Continued ripple effects

It’s been interesting to watch how the fallout in credit markets has rippled across other markets.

The initial indication of credit market stress showed up as subprime problems during late winter and early spring of this year. At the time, many market commentators were saying it was isolated and contained.

Then, as expected, credit tightening continued to ripple across other markets as it became more difficult to raise high yield debt. This, too, was described as a short term and isolated situation.

Now, it sounds like prime home equity loans are having trouble as are auto loans. The ripples keep showing up in more and more places. And, the market commentators continue to declare that it’s contained and short term.

Is this unusual? Not at all. This is exactly the type of thing that happens every time credit markets get too loose. As the credit market gets further and further away from its most recent problems, lower quality borrowers are loaned more and more money, or money is lent to borrowers at a rates not high enough to compensate for the risk involved.

At some point in time (forecasting if it will happen is easy, forecasting when is extraordinarily difficult), credit markets tighten again as lenders realize they have made bad loans.

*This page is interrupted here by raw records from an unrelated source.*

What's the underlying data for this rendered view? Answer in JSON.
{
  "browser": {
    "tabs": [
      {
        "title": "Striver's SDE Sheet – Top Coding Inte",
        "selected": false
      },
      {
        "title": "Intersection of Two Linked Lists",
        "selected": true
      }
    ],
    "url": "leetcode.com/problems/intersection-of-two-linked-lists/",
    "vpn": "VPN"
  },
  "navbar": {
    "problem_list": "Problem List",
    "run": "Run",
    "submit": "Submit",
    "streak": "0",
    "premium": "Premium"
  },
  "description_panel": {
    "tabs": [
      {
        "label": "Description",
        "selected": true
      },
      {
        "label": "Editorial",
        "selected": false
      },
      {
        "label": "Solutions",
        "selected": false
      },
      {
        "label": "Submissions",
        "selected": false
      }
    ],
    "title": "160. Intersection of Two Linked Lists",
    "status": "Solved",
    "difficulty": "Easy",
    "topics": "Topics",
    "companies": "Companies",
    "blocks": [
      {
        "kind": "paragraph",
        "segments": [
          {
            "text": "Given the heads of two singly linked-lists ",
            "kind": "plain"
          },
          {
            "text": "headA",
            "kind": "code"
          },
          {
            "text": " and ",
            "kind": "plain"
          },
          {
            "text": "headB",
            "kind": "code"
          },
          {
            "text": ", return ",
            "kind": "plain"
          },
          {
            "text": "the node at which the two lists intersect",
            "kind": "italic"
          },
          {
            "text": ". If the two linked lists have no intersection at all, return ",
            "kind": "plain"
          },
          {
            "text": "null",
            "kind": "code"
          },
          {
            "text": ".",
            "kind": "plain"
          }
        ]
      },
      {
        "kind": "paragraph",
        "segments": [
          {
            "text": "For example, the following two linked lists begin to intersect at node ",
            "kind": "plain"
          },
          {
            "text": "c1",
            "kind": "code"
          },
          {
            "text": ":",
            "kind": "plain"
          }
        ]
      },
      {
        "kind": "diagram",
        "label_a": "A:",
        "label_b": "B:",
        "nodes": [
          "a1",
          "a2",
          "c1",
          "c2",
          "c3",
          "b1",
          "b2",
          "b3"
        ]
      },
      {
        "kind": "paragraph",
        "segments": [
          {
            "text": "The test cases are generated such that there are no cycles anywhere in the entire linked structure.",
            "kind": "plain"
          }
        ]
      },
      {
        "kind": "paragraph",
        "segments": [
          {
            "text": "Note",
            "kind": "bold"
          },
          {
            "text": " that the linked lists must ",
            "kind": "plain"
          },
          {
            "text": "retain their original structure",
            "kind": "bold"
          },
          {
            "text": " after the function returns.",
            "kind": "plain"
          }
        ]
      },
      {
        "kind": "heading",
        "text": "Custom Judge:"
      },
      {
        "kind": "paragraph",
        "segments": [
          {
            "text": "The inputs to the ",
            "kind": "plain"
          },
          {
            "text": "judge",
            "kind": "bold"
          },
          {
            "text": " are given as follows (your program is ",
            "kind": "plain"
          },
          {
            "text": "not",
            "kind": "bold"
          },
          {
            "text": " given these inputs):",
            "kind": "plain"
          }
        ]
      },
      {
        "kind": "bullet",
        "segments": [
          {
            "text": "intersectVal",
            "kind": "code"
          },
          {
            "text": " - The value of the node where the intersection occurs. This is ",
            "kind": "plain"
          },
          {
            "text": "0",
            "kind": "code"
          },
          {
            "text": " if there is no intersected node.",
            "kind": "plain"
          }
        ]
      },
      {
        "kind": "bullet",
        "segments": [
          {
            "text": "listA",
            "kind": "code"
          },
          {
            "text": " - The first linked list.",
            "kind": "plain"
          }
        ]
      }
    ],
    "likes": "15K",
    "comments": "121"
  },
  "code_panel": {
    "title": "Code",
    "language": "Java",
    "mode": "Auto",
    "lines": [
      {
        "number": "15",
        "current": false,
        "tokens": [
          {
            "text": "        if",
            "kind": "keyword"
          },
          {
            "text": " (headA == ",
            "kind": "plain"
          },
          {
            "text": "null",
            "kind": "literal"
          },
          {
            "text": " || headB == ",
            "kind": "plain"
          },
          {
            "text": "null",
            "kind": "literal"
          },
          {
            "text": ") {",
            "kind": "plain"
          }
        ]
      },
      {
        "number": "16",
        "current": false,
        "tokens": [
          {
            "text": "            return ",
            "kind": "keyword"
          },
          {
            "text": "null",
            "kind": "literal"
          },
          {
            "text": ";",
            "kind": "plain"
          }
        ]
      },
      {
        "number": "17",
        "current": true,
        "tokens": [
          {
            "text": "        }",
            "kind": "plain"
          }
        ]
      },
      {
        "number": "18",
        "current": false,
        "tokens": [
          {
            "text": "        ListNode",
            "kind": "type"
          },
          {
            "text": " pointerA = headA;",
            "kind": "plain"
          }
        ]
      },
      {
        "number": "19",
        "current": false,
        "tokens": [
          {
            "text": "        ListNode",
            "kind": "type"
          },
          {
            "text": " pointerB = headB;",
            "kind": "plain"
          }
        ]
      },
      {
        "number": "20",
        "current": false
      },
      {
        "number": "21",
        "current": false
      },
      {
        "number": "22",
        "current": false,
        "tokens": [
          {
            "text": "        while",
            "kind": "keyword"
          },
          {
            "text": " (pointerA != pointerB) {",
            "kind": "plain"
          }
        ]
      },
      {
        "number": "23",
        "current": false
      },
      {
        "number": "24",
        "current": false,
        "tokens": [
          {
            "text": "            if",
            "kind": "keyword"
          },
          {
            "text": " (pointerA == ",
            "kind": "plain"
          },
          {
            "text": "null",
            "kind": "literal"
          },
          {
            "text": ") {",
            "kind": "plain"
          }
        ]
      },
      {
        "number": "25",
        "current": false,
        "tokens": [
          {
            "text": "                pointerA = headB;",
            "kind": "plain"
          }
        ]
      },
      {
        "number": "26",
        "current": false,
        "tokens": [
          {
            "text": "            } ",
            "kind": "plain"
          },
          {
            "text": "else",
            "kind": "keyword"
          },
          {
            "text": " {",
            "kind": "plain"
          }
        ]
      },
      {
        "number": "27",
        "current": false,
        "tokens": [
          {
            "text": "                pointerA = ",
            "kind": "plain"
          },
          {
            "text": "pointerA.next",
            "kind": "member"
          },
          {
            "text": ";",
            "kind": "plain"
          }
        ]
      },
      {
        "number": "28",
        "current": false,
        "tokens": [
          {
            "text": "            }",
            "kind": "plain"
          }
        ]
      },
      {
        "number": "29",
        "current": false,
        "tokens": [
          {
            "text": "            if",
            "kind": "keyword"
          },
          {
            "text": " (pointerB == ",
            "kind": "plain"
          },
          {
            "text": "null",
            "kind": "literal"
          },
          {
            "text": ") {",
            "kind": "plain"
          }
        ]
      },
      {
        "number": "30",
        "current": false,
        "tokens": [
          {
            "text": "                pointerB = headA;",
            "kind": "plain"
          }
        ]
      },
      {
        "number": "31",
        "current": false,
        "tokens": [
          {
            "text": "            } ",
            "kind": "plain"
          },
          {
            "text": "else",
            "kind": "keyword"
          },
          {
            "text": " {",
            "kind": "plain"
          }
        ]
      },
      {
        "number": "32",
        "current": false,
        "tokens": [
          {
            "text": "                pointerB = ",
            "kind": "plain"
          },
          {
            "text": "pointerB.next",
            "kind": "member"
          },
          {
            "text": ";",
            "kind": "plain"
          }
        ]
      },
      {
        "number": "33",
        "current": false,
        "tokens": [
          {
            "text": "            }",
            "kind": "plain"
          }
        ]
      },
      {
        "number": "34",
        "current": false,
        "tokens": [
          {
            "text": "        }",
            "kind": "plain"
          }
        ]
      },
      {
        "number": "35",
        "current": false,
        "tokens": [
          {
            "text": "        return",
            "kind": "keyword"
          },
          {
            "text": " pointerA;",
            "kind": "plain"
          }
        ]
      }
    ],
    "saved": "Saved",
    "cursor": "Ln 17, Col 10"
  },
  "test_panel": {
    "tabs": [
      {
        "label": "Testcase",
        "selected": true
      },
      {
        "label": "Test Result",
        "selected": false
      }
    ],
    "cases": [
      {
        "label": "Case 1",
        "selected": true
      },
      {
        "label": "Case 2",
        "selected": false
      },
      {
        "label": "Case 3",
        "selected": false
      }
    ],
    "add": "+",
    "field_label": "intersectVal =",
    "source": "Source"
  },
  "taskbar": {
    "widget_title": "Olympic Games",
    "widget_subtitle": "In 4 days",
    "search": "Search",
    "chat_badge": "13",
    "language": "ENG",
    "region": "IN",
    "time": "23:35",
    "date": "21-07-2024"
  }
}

This usually takes several years to unfold and almost always includes a large and “unexpected” crisis such as Long Term Capital Management in 1998, the Saving and Loan Crisis in the late 80’s and early 90’s, or the corporate credit squeeze in 2002.

I expect greater difficulties for banks (especially mortgage banks) that made bad loans, bond insurers that insured AAA tranches that were much more risky than they assumed, and mortgage insurers who looked only at recent data when pricing their insurance premiums.

At a later point in time, the market will become so disgusted that great buying opportunities will occur. I don’t think that time is here, yet, but I also assume that smart investors will start buying long before the bottom is reached. I just may be in that group, too.

Nothing in this blog should be considered investment, financial, tax, or legal advice. The opinions, estimates and projections contained herein are subject to change without notice. Information throughout this blog has been obtained from sources believed to be accurate and reliable, but such accuracy cannot be guaranteed.

Advertisements

Leave a Reply

Fill in your details below or click an icon to log in:

WordPress.com Logo

You are commenting using your WordPress.com account. Log Out /  Change )

Google photo

You are commenting using your Google account. Log Out /  Change )

Twitter picture

You are commenting using your Twitter account. Log Out /  Change )

Facebook photo

You are commenting using your Facebook account. Log Out /  Change )

Connecting to %s